ZAKARIA: So, they have to beat al Nusra and al Qaeda and Khorasan, then they’ve got to beat ISIS, then they’ve got to beat ...

LANDIS: It’s not going to happen. And we’ve – we’ve only – President Obama has given them half a billion dollars. Now, that, you know, at the University of Oklahoma we have an endowment of much more than $1 billion and we can’t even pay the students to go for free. So, they’re not going to build an army for that kind of money. This is just chump change that's there to satisfy, I presume, people who are criticizing the president.

ZAKARIA: So, let’s go to what you think the – the reality is emerging toward and what could be a stable outcome.

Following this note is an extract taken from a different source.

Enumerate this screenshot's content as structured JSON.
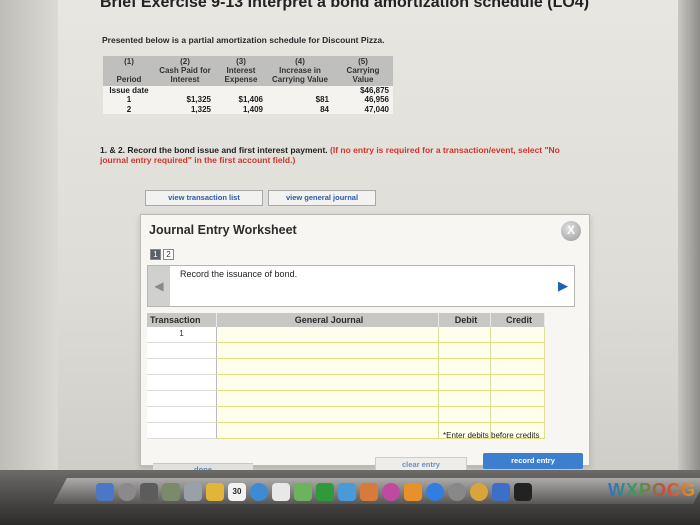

LANDIS: What could be an outcome is leaving Assad in southern Syria. Assad, although he owns less than 50 percent of the territory, he owns over 60 – about 65 percent of the population because Damascus, in the big cities and all the cities on the coast are still under his control largely. So if you just left him there, these lines, battle lines have been more or less static for the last two years. The north is the problem. That’s where we’re bombing. That’s what’s dominated by ISIS and al Qaeda. What one would have to do if they want to solve this problem and not just make a narrow counterterrorism approach to it, would be to try to draw the Turks into Syria with Saudi, American backing, and NATO backing to try to disarm the militias and set up a government that was a good government that everybody could get behind and pour money into for development and try to fix this problem so it wouldn't be a festering, radical ...

ZAKARIA: But recognize that the forces who support Syria are simply not going to live under that Sunni north and the Sunni north is not going to live under Assad.


ZAKARIA: And so create a clean break.

LANDIS: Because what people are talking about now and are emerging is autonomous regions with a political solution where the Alawites and us ought to sit down with rebels who are very Islamist and come up with some agreement. That’s just never going to happen. These different groups have radically different visions of where Syria should be.

ZAKARIA: And then we look at the map that shows us what would happen to the Kurds over there. So you keep them in autonomous region which is much like the one they have in Iraq and then finally where the Alawites are already clustered, right? So, this is what Syria would look like. It would be stable. The Kurds would be – would have their area. The Alawites would have their area

LANDIS: No, the Alawites would be under Assad. Alawites – Bashar al- Assad, the president is an Alawite. And he dominates today. You wouldn’t – you couldn’t build an Alawite enclave. People thought of that in the beginning, but it’s indefensible. If Bashar Assad loses the rest of Syria, they are going to storm – and conquer the cost. That’s why he’s kept these cities.

ZAKARIA: So, finally, the map of 1919 that the British and French drew was wrong. This is a map that reflects the realities of sectarianism and is possibly more stable.

LANDIS: Yes, it is. And what we see today if you were to pan back and look at a map of what the Islamic State has built from Baghdad, which stretches from the edges of Baghdad all the way to Aleppo today, is a Sunni state, and it’s already emerged, and what America is doing by bombing it is trying to destroy this state that is there, and it’s going to be a very hard thing to do from the air.

ZAKARIA: So you say, you know, accept reality, don’t try to ...

LANDIS: Accept reality, accept that state, but try to get better rulers for it, not ISIS.

ZAKARIA: Joshua Landis, as I say, the single best solution to the Syria problem I have heard.

What Would a Post-Assad Syria Look Like? Video with Joshua Landis. DU Center for Middle East Studies, February 4, 2013, YouTube.

Joshua Landis Speaks at the World Affairs Council of Houston. Video. World Affairs Council Houston, October 22, 2014, YouTube.